Dataset records
┄┄┄┄┄┄┄┄┄┄┄┄┄┄┄┄┄┄┄┄
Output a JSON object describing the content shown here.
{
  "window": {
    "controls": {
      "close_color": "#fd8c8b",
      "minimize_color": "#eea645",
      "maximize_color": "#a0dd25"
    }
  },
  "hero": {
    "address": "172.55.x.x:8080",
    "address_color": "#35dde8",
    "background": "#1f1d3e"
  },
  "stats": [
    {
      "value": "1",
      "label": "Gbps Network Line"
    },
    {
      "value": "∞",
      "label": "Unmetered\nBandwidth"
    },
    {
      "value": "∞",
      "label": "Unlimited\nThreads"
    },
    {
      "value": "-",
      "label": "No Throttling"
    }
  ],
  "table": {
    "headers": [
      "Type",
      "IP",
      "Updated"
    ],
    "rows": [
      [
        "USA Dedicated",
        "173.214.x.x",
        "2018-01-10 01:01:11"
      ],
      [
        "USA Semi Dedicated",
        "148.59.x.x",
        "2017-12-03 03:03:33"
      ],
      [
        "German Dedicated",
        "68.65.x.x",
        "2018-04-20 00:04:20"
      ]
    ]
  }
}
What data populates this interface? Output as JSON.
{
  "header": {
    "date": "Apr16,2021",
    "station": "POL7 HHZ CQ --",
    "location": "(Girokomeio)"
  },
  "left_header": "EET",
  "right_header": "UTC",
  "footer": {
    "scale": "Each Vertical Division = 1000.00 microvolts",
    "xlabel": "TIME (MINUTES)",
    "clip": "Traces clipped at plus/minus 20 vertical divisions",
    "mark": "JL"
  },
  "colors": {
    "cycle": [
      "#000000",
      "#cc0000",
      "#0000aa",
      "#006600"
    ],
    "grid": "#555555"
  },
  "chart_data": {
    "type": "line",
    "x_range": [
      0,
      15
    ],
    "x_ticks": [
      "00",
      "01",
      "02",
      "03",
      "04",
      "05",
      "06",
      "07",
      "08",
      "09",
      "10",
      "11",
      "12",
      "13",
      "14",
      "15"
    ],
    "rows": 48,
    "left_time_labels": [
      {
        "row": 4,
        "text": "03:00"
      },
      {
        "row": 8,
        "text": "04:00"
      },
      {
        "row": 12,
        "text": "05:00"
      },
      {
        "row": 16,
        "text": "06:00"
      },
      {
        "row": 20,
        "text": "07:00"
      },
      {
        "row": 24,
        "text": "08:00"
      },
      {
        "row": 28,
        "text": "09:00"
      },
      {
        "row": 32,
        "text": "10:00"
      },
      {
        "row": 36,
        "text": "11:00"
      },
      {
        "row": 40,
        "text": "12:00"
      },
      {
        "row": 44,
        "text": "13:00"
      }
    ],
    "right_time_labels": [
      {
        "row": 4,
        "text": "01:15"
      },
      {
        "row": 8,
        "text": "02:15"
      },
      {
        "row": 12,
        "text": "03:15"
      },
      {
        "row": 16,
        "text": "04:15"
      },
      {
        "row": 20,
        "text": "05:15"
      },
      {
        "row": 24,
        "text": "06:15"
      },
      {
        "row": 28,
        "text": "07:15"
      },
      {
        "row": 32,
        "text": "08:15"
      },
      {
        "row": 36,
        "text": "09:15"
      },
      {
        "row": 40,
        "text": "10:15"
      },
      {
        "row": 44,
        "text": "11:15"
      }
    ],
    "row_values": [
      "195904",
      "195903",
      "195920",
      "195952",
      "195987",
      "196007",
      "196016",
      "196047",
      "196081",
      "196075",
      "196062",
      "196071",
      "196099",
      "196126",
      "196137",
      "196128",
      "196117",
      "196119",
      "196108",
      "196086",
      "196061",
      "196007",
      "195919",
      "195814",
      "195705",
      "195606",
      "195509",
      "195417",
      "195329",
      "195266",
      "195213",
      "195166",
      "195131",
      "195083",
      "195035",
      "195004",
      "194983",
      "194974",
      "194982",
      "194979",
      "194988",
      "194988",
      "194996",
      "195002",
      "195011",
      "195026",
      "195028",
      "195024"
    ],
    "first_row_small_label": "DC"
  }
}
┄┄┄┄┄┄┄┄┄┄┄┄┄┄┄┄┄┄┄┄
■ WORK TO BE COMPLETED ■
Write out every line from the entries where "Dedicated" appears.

■ SOLUTION TO THE EXERCISE ■
        "USA Dedicated",
        "USA Semi Dedicated",
        "German Dedicated",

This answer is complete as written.